Of the Mojave's mints, one of the most visually unique is the Salazaria mexicana, commonly known as paper-bag bush. Twiggy, grey-green and somewhat thorny, this plant is easily recognized out in the field. Its most defining character, and in fact its namesake, is the small paper-bags that form from the plant's sepals during and after flowering. While the plant is in flower, the bags are warm pink, and subtend the flowers, while after flowering is complete, they dry and form a tough, papery "capsule" around the developing nutlets. When the bags eventually fall off, they are blown along the ground by the wind, dispersing them and the seeds.

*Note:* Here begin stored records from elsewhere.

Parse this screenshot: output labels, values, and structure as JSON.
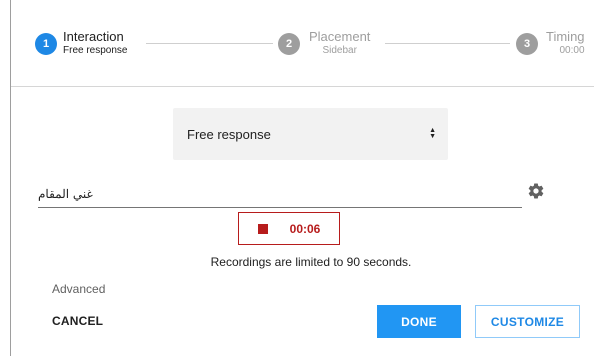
{
  "stepper": {
    "steps": [
      {
        "number": "1",
        "title": "Interaction",
        "subtitle": "Free response",
        "state": "active"
      },
      {
        "number": "2",
        "title": "Placement",
        "subtitle": "Sidebar",
        "state": "inactive"
      },
      {
        "number": "3",
        "title": "Timing",
        "subtitle": "00:00",
        "state": "inactive"
      }
    ]
  },
  "interaction_type": {
    "selected": "Free response",
    "arrow_icon": "sort-arrows-icon"
  },
  "question_input": {
    "value": "غني المقام"
  },
  "settings": {
    "icon": "gear-icon"
  },
  "recording": {
    "time": "00:06",
    "stop_icon": "stop-icon",
    "limit_note": "Recordings are limited to 90 seconds."
  },
  "footer": {
    "advanced_label": "Advanced",
    "cancel_label": "CANCEL",
    "done_label": "DONE",
    "customize_label": "CUSTOMIZE"
  },
  "colors": {
    "accent": "#2196f3",
    "active_step": "#1e88e5",
    "inactive_step": "#9e9e9e",
    "recording": "#b71c1c"
  }
}
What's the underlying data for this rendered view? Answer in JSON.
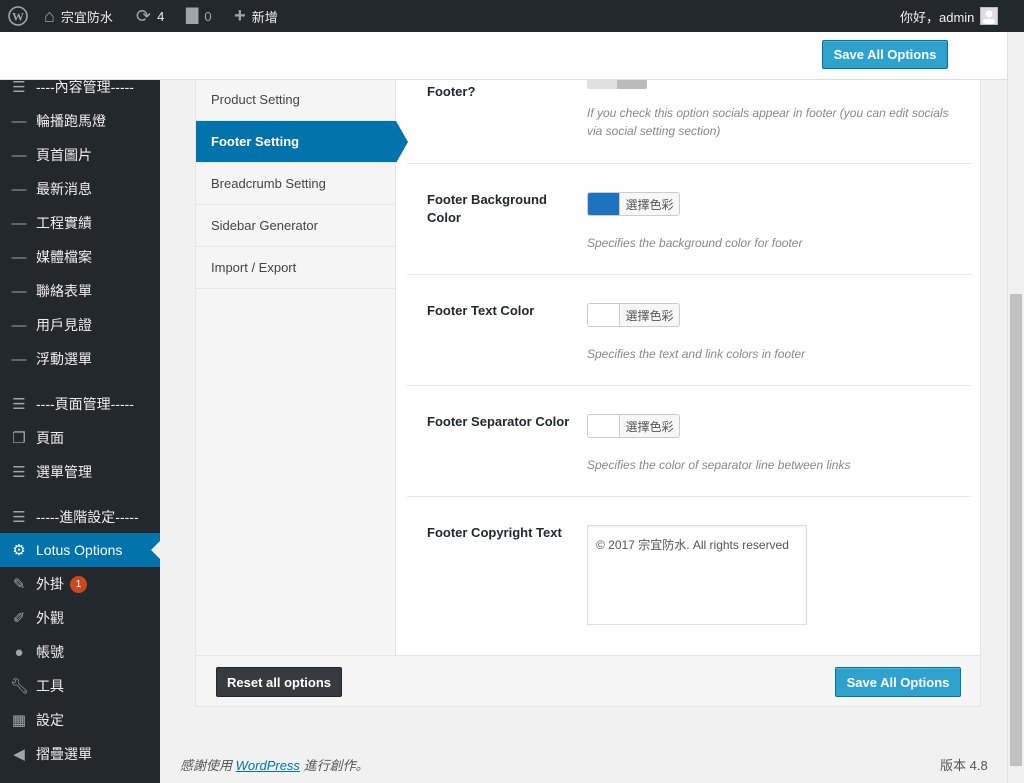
{
  "adminbar": {
    "wp_logo_icon": "wordpress-logo-icon",
    "site_name": "宗宜防水",
    "updates_count": "4",
    "comments_count": "0",
    "new_label": "新增",
    "greeting": "你好，admin"
  },
  "sidebar": {
    "items": [
      {
        "label": "----內容管理-----",
        "icon": "list-icon"
      },
      {
        "label": "輪播跑馬燈",
        "icon": "dash-icon"
      },
      {
        "label": "頁首圖片",
        "icon": "dash-icon"
      },
      {
        "label": "最新消息",
        "icon": "dash-icon"
      },
      {
        "label": "工程實績",
        "icon": "dash-icon"
      },
      {
        "label": "媒體檔案",
        "icon": "dash-icon"
      },
      {
        "label": "聯絡表單",
        "icon": "dash-icon"
      },
      {
        "label": "用戶見證",
        "icon": "dash-icon"
      },
      {
        "label": "浮動選單",
        "icon": "dash-icon"
      },
      {
        "label": "----頁面管理-----",
        "icon": "list-icon"
      },
      {
        "label": "頁面",
        "icon": "pages-icon"
      },
      {
        "label": "選單管理",
        "icon": "menu-icon"
      },
      {
        "label": "-----進階設定-----",
        "icon": "list-icon"
      },
      {
        "label": "Lotus Options",
        "icon": "gear-icon"
      },
      {
        "label": "外掛",
        "icon": "plugin-icon",
        "badge": "1"
      },
      {
        "label": "外觀",
        "icon": "brush-icon"
      },
      {
        "label": "帳號",
        "icon": "user-icon"
      },
      {
        "label": "工具",
        "icon": "wrench-icon"
      },
      {
        "label": "設定",
        "icon": "settings-icon"
      },
      {
        "label": "摺疊選單",
        "icon": "collapse-icon"
      }
    ]
  },
  "toolbar": {
    "save_label": "Save All Options",
    "reset_label": "Reset all options"
  },
  "tabs": [
    {
      "label": "Product Setting"
    },
    {
      "label": "Footer Setting"
    },
    {
      "label": "Breadcrumb Setting"
    },
    {
      "label": "Sidebar Generator"
    },
    {
      "label": "Import / Export"
    }
  ],
  "options": {
    "socials": {
      "label": "Footer?",
      "desc": "If you check this option socials appear in footer (you can edit socials via social setting section)"
    },
    "bg_color": {
      "label": "Footer Background Color",
      "picker_label": "選擇色彩",
      "color": "#1e73be",
      "desc": "Specifies the background color for footer"
    },
    "text_color": {
      "label": "Footer Text Color",
      "picker_label": "選擇色彩",
      "color": "#ffffff",
      "desc": "Specifies the text and link colors in footer"
    },
    "separator_color": {
      "label": "Footer Separator Color",
      "picker_label": "選擇色彩",
      "color": "#ffffff",
      "desc": "Specifies the color of separator line between links"
    },
    "copyright": {
      "label": "Footer Copyright Text",
      "value": "© 2017 宗宜防水. All rights reserved"
    }
  },
  "footer": {
    "thanks_prefix": "感謝使用",
    "wordpress_link": "WordPress",
    "thanks_suffix": "進行創作。",
    "version": "版本 4.8"
  }
}
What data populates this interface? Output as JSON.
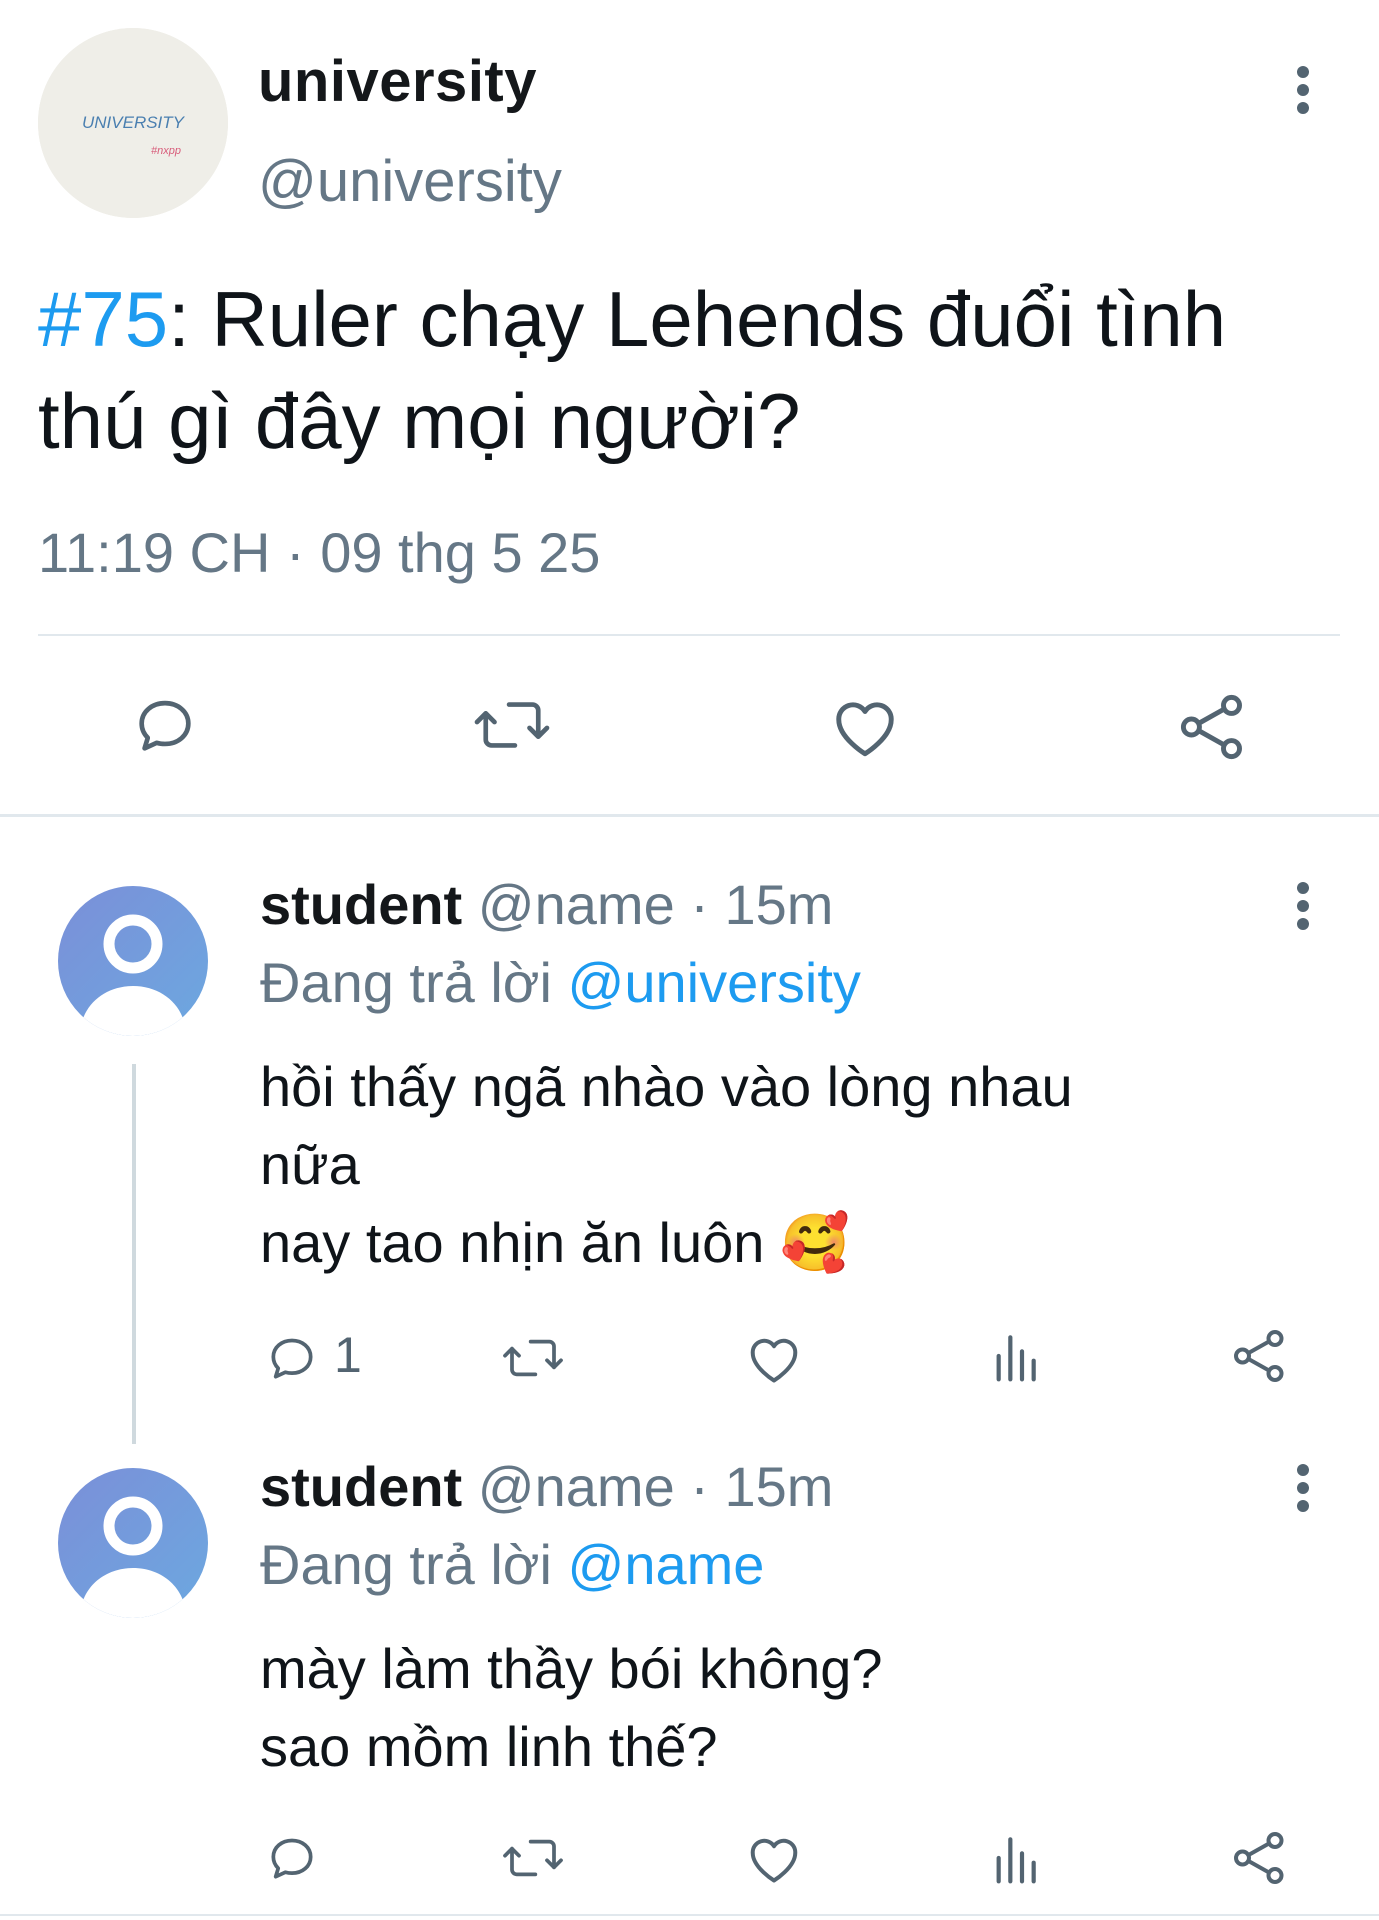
{
  "tweet": {
    "avatar_text": "UNIVERSITY",
    "avatar_subtext": "#nxpp",
    "name": "university",
    "handle": "@university",
    "hashtag": "#75",
    "text": ": Ruler chạy Lehends đuổi tình thú gì đây mọi người?",
    "timestamp": "11:19 CH · 09 thg 5 25",
    "actions": [
      {
        "name": "reply",
        "icon": "speech-bubble-icon"
      },
      {
        "name": "retweet",
        "icon": "retweet-icon"
      },
      {
        "name": "like",
        "icon": "heart-icon"
      },
      {
        "name": "share",
        "icon": "share-icon"
      }
    ]
  },
  "replies": [
    {
      "name": "student",
      "handle_time": "@name · 15m",
      "replying_label": "Đang trả lời",
      "replying_to": "@university",
      "lines": [
        "hồi thấy ngã nhào vào lòng nhau",
        "nữa",
        "nay tao nhịn ăn luôn 🥰"
      ],
      "reply_count": "1"
    },
    {
      "name": "student",
      "handle_time": "@name · 15m",
      "replying_label": "Đang trả lời",
      "replying_to": "@name",
      "lines": [
        "mày làm thầy bói không?",
        "sao mồm linh thế?"
      ],
      "reply_count": ""
    }
  ],
  "colors": {
    "accent": "#1d9bf0",
    "secondary_text": "#657786",
    "icon": "#536471",
    "divider": "#e1e8ed"
  }
}
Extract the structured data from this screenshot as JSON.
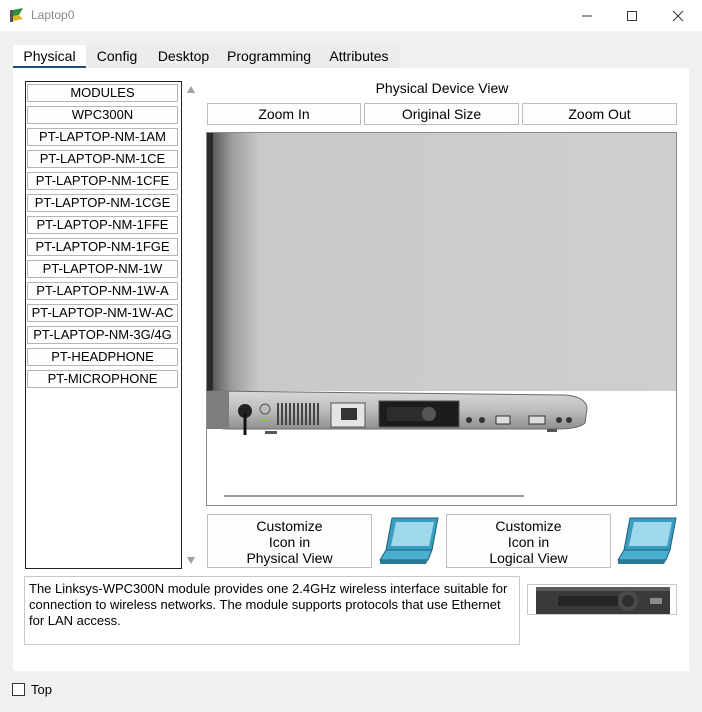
{
  "window": {
    "title": "Laptop0",
    "controls": [
      "minimize",
      "maximize",
      "close"
    ]
  },
  "tabs": [
    {
      "label": "Physical",
      "active": true
    },
    {
      "label": "Config",
      "active": false
    },
    {
      "label": "Desktop",
      "active": false
    },
    {
      "label": "Programming",
      "active": false
    },
    {
      "label": "Attributes",
      "active": false
    }
  ],
  "modules": [
    "MODULES",
    "WPC300N",
    "PT-LAPTOP-NM-1AM",
    "PT-LAPTOP-NM-1CE",
    "PT-LAPTOP-NM-1CFE",
    "PT-LAPTOP-NM-1CGE",
    "PT-LAPTOP-NM-1FFE",
    "PT-LAPTOP-NM-1FGE",
    "PT-LAPTOP-NM-1W",
    "PT-LAPTOP-NM-1W-A",
    "PT-LAPTOP-NM-1W-AC",
    "PT-LAPTOP-NM-3G/4G",
    "PT-HEADPHONE",
    "PT-MICROPHONE"
  ],
  "view": {
    "title": "Physical Device View",
    "zoom_in": "Zoom In",
    "original_size": "Original Size",
    "zoom_out": "Zoom Out"
  },
  "customize": {
    "physical": [
      "Customize",
      "Icon in",
      "Physical View"
    ],
    "logical": [
      "Customize",
      "Icon in",
      "Logical View"
    ]
  },
  "description": "The Linksys-WPC300N module provides one 2.4GHz wireless interface suitable for connection to wireless networks. The module supports protocols that use Ethernet for LAN access.",
  "footer": {
    "top_label": "Top",
    "top_checked": false
  },
  "colors": {
    "tab_underline": "#1f4b80",
    "laptop_blue": "#3a9ec2"
  }
}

These plants are typically found in exposed areas and drainages, typically where the plant's sepal-bags can catch and germinate. The plants themselves can become a medium to large bush.